METHODS: Twenty seven HFpEF (clinical features of HF, left ventricular EF >50%, evidence of mild diastolic dysfunction and evidence of exercise limitation as assessed by cardiopulmonary exercise test) and 14 controls underwent 1H-cardiovascular magnetic resonance spectroscopy (1H-CMRS) to measure MTG (lipid/water, %), 31P-CMRS to measure myocardial energetics (phosphocreatine-to-adenosine triphosphate - PCr/ATP) and feature-tracking cardiovascular magnetic resonance (CMR) imaging for diastolic strain rate.
RESULTS: When compared to controls, HFpEF had 2.3 fold higher in MTG (1.45 ± 0.25% vs. 0.64 ± 0.16%, p = 0.009) and reduced PCr/ATP (1.60 ± 0.09 vs. 2.00 ± 0.10, p = 0.005). HFpEF had significantly reduced diastolic strain rate and maximal oxygen consumption (VO2 max), which both correlated significantly with elevated MTG and reduced PCr/ATP. On multivariate analyses, MTG was independently associated with diastolic strain rate while diastolic strain rate was independently associated with VO2 max.
CONCLUSIONS: Myocardial steatosis is pronounced in mild HFpEF, and is independently associated with impaired diastolic strain rate which is itself related to exercise capacity. Steatosis may adversely affect exercise capacity by indirect effect occurring via impairment in diastolic function. As such, myocardial triglyceride may become a potential therapeutic target to treat the increasing number of patients with HFpEF.
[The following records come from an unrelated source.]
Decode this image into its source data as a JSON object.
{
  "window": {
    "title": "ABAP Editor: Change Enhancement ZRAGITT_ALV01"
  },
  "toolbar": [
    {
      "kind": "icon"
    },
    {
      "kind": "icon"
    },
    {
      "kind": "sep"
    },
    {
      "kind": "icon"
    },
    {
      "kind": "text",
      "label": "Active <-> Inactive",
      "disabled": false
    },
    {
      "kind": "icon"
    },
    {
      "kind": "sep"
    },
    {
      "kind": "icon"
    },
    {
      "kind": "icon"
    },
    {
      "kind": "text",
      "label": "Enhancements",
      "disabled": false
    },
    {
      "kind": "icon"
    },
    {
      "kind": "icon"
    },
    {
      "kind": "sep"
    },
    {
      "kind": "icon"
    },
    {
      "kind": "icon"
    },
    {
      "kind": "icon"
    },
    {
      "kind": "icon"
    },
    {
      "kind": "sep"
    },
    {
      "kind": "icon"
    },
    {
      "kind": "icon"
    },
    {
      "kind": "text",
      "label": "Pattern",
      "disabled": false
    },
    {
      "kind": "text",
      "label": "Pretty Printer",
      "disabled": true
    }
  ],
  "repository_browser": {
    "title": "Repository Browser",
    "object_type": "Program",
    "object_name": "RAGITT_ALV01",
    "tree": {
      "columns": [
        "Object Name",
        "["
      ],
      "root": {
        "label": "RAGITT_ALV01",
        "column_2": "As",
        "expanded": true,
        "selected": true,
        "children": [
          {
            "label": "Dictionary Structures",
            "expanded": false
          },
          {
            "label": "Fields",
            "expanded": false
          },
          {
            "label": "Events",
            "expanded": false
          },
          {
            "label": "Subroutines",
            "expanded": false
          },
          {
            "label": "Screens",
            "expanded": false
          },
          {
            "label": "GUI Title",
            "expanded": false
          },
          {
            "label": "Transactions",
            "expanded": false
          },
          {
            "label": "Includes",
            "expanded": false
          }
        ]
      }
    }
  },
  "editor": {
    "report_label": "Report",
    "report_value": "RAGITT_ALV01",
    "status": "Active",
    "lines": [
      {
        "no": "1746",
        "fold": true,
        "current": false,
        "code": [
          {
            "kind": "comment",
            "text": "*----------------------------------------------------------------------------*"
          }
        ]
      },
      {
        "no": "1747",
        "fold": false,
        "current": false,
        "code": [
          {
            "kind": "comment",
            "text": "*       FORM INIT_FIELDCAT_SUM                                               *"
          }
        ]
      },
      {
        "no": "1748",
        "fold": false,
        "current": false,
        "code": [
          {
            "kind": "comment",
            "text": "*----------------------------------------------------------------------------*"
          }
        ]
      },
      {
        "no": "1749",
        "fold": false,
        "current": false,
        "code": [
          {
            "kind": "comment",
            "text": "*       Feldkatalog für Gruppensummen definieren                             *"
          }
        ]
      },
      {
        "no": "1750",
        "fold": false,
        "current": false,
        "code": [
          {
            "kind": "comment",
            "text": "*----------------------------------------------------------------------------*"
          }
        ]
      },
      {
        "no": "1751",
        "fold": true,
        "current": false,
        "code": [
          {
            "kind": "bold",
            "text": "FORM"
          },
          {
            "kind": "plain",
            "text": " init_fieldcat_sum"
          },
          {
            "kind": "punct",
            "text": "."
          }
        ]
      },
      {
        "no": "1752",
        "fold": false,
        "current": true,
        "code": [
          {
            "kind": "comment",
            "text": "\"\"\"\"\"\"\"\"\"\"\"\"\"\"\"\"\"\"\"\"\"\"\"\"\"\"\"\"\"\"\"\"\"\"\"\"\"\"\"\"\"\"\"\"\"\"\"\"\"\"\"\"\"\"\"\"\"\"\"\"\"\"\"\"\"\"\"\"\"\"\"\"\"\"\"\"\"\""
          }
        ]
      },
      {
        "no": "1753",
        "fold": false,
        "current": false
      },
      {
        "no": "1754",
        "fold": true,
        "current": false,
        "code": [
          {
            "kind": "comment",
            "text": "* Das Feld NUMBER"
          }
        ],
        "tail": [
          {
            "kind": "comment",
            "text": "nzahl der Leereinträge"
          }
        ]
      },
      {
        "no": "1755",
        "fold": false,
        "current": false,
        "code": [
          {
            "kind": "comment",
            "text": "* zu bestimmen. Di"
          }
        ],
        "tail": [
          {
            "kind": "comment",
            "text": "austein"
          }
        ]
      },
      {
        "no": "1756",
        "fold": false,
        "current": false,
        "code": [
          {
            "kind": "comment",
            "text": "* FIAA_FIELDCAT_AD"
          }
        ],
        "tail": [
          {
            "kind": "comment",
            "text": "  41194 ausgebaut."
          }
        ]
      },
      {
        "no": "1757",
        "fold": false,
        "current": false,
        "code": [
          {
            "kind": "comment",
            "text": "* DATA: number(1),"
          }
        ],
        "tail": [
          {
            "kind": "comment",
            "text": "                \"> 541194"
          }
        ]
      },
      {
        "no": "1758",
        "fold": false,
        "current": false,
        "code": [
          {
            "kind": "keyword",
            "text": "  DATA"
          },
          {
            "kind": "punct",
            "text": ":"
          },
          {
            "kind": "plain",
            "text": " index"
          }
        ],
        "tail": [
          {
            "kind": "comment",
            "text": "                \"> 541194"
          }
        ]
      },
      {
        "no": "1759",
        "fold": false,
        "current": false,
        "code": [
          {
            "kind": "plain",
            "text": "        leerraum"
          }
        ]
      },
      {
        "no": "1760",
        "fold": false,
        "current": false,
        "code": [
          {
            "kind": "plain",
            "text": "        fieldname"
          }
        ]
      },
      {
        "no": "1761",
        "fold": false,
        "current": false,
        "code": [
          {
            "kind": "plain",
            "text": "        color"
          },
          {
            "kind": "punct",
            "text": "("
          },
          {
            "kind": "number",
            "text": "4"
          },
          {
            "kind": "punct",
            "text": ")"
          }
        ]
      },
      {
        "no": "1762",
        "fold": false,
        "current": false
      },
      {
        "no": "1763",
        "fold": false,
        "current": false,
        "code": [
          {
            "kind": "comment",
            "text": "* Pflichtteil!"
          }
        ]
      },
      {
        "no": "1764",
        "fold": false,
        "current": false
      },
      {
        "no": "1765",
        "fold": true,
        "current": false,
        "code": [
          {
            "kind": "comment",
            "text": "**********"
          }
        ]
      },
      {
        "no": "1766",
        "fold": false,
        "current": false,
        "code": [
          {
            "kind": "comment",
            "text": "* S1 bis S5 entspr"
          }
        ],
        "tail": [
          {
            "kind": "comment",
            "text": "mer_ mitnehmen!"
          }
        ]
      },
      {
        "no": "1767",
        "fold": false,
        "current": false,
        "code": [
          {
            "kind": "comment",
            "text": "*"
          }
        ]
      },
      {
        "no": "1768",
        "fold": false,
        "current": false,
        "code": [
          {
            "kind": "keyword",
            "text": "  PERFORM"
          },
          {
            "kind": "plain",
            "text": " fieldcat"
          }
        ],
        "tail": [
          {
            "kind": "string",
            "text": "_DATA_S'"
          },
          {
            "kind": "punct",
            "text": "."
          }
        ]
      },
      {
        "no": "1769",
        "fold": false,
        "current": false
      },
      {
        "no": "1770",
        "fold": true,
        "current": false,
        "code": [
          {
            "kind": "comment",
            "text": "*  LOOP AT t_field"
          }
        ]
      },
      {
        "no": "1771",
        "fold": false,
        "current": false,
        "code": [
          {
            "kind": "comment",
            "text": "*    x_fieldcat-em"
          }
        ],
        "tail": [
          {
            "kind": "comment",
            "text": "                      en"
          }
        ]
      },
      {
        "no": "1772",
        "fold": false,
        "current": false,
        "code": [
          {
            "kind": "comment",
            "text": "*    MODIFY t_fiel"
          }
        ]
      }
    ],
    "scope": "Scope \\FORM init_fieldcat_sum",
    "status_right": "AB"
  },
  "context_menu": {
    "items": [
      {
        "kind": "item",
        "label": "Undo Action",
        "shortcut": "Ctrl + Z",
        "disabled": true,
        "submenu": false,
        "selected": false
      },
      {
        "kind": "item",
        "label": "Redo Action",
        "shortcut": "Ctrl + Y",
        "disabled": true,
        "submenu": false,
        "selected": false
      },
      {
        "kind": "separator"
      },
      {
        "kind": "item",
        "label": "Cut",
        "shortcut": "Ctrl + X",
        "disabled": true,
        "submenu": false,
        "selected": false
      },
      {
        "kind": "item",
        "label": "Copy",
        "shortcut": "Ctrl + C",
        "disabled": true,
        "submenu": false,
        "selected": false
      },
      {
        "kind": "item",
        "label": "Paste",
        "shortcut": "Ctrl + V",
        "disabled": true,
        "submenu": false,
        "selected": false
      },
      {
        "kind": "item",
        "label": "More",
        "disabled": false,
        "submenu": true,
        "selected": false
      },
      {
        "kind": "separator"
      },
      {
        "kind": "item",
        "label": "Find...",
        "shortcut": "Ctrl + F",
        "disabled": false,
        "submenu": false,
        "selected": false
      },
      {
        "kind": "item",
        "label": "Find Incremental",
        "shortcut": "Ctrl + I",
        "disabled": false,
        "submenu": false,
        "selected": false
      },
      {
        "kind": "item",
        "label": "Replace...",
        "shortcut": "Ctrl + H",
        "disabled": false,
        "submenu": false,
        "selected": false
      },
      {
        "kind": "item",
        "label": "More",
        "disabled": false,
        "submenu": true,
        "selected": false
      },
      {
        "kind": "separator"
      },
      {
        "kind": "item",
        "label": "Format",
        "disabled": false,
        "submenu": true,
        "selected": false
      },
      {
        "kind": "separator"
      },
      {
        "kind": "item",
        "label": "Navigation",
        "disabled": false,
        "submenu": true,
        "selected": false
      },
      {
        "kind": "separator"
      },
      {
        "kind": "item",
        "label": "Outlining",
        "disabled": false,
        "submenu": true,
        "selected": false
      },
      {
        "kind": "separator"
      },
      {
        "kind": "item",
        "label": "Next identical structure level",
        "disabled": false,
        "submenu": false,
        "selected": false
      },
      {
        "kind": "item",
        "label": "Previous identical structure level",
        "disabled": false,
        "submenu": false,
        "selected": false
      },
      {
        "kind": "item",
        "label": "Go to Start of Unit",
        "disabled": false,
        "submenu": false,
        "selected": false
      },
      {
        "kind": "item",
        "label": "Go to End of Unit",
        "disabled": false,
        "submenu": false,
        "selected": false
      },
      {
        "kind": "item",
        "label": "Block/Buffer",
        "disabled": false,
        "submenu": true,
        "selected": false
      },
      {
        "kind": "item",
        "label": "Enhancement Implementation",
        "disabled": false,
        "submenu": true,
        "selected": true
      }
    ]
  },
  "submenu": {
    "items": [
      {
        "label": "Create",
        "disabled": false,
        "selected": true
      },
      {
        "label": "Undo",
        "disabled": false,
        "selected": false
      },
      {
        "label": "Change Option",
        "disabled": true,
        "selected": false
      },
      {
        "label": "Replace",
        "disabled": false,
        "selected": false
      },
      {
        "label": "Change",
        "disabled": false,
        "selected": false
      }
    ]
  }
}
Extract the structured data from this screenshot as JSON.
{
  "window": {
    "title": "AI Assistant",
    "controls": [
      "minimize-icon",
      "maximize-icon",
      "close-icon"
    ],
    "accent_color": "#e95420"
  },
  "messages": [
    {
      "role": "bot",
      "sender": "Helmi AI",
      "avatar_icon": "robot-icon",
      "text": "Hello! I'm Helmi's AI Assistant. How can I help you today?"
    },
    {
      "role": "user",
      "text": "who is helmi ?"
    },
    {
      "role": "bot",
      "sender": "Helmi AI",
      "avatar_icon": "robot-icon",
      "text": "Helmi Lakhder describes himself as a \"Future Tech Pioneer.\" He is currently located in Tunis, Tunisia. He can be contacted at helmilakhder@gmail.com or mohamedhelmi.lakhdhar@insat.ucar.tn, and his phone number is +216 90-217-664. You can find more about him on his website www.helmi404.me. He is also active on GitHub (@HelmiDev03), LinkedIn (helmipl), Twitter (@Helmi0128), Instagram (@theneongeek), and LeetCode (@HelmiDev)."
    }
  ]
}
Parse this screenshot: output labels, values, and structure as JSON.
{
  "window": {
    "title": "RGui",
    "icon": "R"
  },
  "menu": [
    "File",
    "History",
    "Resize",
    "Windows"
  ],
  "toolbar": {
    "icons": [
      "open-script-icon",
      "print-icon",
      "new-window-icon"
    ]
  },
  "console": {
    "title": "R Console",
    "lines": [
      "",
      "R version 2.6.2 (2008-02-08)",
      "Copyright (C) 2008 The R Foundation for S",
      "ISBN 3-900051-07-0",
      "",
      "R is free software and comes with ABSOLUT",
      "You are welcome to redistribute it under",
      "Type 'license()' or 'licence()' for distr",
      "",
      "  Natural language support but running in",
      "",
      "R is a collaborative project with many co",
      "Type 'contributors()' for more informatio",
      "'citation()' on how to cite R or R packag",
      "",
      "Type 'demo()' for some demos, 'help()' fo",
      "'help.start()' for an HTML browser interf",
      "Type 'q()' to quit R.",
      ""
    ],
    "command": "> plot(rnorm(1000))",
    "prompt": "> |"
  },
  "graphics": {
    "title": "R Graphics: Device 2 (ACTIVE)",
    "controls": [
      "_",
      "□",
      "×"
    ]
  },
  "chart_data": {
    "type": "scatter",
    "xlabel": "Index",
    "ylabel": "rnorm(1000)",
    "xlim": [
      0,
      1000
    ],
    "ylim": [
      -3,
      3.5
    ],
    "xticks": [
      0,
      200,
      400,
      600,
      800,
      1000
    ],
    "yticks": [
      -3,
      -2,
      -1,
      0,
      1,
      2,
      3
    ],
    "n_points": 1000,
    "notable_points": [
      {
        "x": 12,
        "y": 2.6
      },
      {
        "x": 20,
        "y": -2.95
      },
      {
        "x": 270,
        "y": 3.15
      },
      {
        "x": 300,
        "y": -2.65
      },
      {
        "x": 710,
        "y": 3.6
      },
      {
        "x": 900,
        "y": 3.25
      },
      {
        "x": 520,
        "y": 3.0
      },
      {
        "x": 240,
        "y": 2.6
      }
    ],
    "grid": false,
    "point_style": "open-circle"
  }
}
METHODS: The study was designed as a randomized controlled trial. After receiving a pre-test, participants were randomly allocated to either an e-learning or non-e-learning group. Only those in the e-learning group gained access to the e-learning system. Two months after the pre-test, both groups received a post-test. The primary endpoint was the difference between the two groups regarding the rate of improvement of their test results.
FINDINGS: 515 endoscopists from 35 countries were assessed for eligibility, and 332 were enrolled in the study, with 166 allocated to each group. Of these, 151 participants in the e-learning group and 144 in the non-e-learning group were included in the analysis. The mean improvement rate (standard deviation) in the e-learning and non-e-learning groups was 1·24 (0·26) and 1·00 (0·16), respectively (P<0·001).
INTERPRETATION: This global study clearly demonstrated the efficacy of an e-learning system to expand knowledge and provide invaluable experience regarding the endoscopic detection of early gastric cancer (R000012039).
METHODS: Newly diagnosed IBD cases between 2011 and 2013 from 13 countries or regions in Asia-Pacific were included. Incidence was calculated with 95% confidence interval (CI) and pooled using random-effects model. Meta-regression analysis was used to assess incidence rates and their association with population density, latitude, and longitude.
RESULTS: We identified 1175 ulcerative colitis (UC), 656 Crohn's disease (CD), and 37 IBD undetermined (IBD-U). Mean annual IBD incidence per 100 000 was 1.50 (95% CI: 1.43-1.57). India (9.31; 95% CI: 8.38-10.31) and China (3.64; 95% CI, 2.97-4.42) had the highest IBD incidence in Asia. Incidence of overall IBD (incidence rate ratio [IRR]: 2.19; 95% CI: 1.01-4.76]) and CD (IRR: 3.28; 95% CI: 1.83-9.12) was higher across 19 areas of Asia with a higher population density. In China, incidence of IBD (IRR: 2.37; 95% CI: 1.10-5.16) and UC (IRR: 2.63; 95% CI: 1.2-5.8) was positively associated with gross domestic product. A south-to-north disease gradient (IRR: 0.94; 95% CI: 0.91-0.98) was observed for IBD incidence and a west-to-east gradient (IRR: 1.14; 95% CI: 1.05-1.24) was observed for CD incidence in China. This study received IRB approval.
CONCLUSIONS: Regions in Asia with a high population density had a higher CD and UC incidence. Coastal areas within China had higher IBD incidence. With increasing urbanization and a shift from rural areas to cities, disease incidence may continue to climb in Asia.